RECORDED BY CLAUDE THORNHILL
ARRANGED BY GIL EVANS, EDITED BY JEFFREY SULTANOF
Before World War II, the Claude Thornhill Orchestra's popularity was as a 'sweet' band. With the integrated sound of clarinets, saxes, trumpets, French horns, trombones and rhythm section playing under the leader's virtuosic piano solos, and the arrangements of the leader, Gil Evans and some others, the band made some beautiful recordings and was fairly successful. After a short stint in the Navy, Thornhill laid low for awhile until he put his band back together in 1946. This ensemble would become legendary as composer/arranger Gil Evans' personal workshop, as Thornhill virtually gave the band to him to do as he pleased.
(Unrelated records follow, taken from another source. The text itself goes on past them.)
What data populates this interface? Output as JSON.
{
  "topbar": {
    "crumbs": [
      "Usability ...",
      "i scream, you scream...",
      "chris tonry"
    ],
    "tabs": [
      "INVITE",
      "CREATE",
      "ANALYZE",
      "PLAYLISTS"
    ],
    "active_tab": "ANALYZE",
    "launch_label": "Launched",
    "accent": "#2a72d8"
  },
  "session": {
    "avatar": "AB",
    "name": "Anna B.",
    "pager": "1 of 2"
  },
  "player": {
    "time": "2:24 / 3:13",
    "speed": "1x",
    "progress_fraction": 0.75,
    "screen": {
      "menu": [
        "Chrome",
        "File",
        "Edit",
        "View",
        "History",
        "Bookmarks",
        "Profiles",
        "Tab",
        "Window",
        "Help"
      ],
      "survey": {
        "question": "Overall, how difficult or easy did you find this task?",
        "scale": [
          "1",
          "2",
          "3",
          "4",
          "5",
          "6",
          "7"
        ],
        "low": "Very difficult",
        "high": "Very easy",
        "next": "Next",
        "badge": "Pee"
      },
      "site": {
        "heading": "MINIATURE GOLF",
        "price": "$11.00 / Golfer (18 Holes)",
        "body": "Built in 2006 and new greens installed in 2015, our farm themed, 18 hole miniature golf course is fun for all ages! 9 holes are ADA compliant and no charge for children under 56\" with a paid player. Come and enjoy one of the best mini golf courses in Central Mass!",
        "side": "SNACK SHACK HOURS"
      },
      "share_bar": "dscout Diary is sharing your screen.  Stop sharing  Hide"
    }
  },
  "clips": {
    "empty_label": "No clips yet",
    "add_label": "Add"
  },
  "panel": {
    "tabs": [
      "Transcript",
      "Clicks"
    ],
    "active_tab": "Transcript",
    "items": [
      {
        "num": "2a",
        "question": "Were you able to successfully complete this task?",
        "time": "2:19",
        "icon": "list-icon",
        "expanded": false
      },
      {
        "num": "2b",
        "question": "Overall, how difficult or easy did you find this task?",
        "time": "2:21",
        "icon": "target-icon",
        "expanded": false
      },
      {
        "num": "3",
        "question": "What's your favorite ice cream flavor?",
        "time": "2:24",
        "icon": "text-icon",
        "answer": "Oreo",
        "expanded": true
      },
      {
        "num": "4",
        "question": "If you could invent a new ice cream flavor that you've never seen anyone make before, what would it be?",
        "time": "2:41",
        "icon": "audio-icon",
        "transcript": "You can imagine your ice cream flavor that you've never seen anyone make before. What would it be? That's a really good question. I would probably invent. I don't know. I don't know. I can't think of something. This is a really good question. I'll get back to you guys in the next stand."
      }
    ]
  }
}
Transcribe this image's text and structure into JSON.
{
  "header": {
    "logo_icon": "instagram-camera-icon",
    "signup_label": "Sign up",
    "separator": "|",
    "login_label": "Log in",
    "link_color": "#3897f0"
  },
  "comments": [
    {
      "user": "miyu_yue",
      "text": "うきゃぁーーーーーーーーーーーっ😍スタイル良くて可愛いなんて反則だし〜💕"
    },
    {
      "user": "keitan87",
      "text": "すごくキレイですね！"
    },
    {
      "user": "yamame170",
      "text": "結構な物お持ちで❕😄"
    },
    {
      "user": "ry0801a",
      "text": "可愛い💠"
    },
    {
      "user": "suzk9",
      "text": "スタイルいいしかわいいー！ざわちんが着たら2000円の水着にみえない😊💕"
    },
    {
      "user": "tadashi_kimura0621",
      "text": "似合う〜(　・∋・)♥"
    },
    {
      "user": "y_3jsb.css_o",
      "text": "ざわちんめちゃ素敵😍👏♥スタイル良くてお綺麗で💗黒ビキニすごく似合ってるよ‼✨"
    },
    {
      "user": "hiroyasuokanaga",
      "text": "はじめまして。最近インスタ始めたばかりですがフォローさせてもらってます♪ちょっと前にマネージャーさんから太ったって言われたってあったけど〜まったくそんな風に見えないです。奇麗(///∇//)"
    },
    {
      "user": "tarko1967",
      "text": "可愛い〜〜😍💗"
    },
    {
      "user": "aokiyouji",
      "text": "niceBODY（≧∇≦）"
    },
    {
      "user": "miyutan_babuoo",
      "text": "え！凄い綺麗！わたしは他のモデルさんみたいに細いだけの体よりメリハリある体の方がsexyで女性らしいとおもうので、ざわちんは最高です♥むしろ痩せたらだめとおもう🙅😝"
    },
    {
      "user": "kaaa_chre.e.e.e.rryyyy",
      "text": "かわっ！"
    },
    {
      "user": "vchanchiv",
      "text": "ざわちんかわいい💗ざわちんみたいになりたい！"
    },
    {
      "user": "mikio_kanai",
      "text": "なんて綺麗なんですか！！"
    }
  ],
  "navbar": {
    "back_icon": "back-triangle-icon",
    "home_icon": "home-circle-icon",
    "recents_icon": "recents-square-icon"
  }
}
While Evans understood that this was still an ensemble that played popular music (and Evans certainly wrote his share of dreamy, lovely ballads and medleys), he not only gave writing opportunities to Gerry Mulligan (whom Evans mentored after the saxophonist/arranger left Gene Krupa) and George Russell (who was starting to formulate what would be his Lydian Chromatic Concept), but Evans explored the new world of modern jazz called 'bebop.' The results were the legendary trilogy of settings for Anthropology, Donna Lee, and Yardbird Suite. Most of the Thornhill musicians had little experience playing the new music, so Evans taught it to them. Thornhill was not pleased by these pieces and they were not played when he was on the stand, although he recorded the first two titles a few times. Thornhill and Evans parted musical company in early 1948, and later that year, Mulligan, Russell, Johnny Mandel, John Carisi and John Lewis joined with Gil to create a smaller ensemble that would sound like the Thornhill band. Thus was born the Miles Davis Nonet.
Anthropology was written by Charlie Parker and Dizzy Gillespie. Evans arranged the line in 1947, and it was recorded for Columbia Records and for radio transcriptions. The instrumentation calls for 5 saxophones doubling clarinet, 3 trumpets, 2 trombones, 2 French horns, tuba, guitar, piano, bass, and drums. For this publication, the French horn and tuba parts alternately may be played by a 4th trumpet and trombones 3 and 4 as follows:
# French horn 1 = Trumpet 4
# French horn 2 = Trombone 3
# Tuba = Trombone 4
Conductors are strongly urged not to double these parts; if you have both French horns and Tuba, do not use the trumpet and trombone parts.
As with Yardbird Suite, Evans notated swing rhythms as dotted-eighth & sixteenth, not two eighths. This figure has been changed in this publication to two eighths for ease of reading.
Bars 129 to 141 were later extracted and re-orchestrated for what was probably an experiment by Evans to test out different ways of scoring these bars for the Miles Davis Nonet. Though the parts have the name Anthropology written at the top, the piece is not quoted directly. These bars were later used as a theme for the two extant broadcasts of the Nonet from the Royal Roost.
Notes to the Conductor:
The first time I heard this treatment of the Parker/Gillespie line, I laughed because Evans used one of the trademark colors of the Thornhill ensemble (clarinets, alto saxes and cup-muted trumpets) and applied it for a modern jazz theme. This would have been the last group of instruments that most arrangers would use on such a theme, but as Miles Davis said, "That's Gil for you."
This arrangement simply doesn't work when played slower than quarter note = 200, so the altos, clarinets and trumpets not only have to practice their parts to play the music smoothly, but should practice together to get the best blend possible. As you know, unisons are often problematic when instrumental color and wide melodic contours are present, and are additionally challenging given that the clarinets are in the key of A, and the alto saxes in E!
From bar 105 through bar 141, the ensemble has a huge challenge: to play the figures together without dragging and to maintain accurate intonation in the concert key of G Major. Sectional rehearsals with this section played VERY slowly at first are a must. If you have any interest in performing music from any of the Davis/Evans settings for Columbia Records, this is an example of the many minefields that are present (think of Springsville from Miles Ahead). Also observe the subtle use of dynamics as indicated by Evans.
As I have experienced with my students ensembles, mastery of this difficult music is cause for celebration, and the more you play it, the more relaxed it will sound.
-Jeffrey Sultanof (Editor)
Swing - Difficult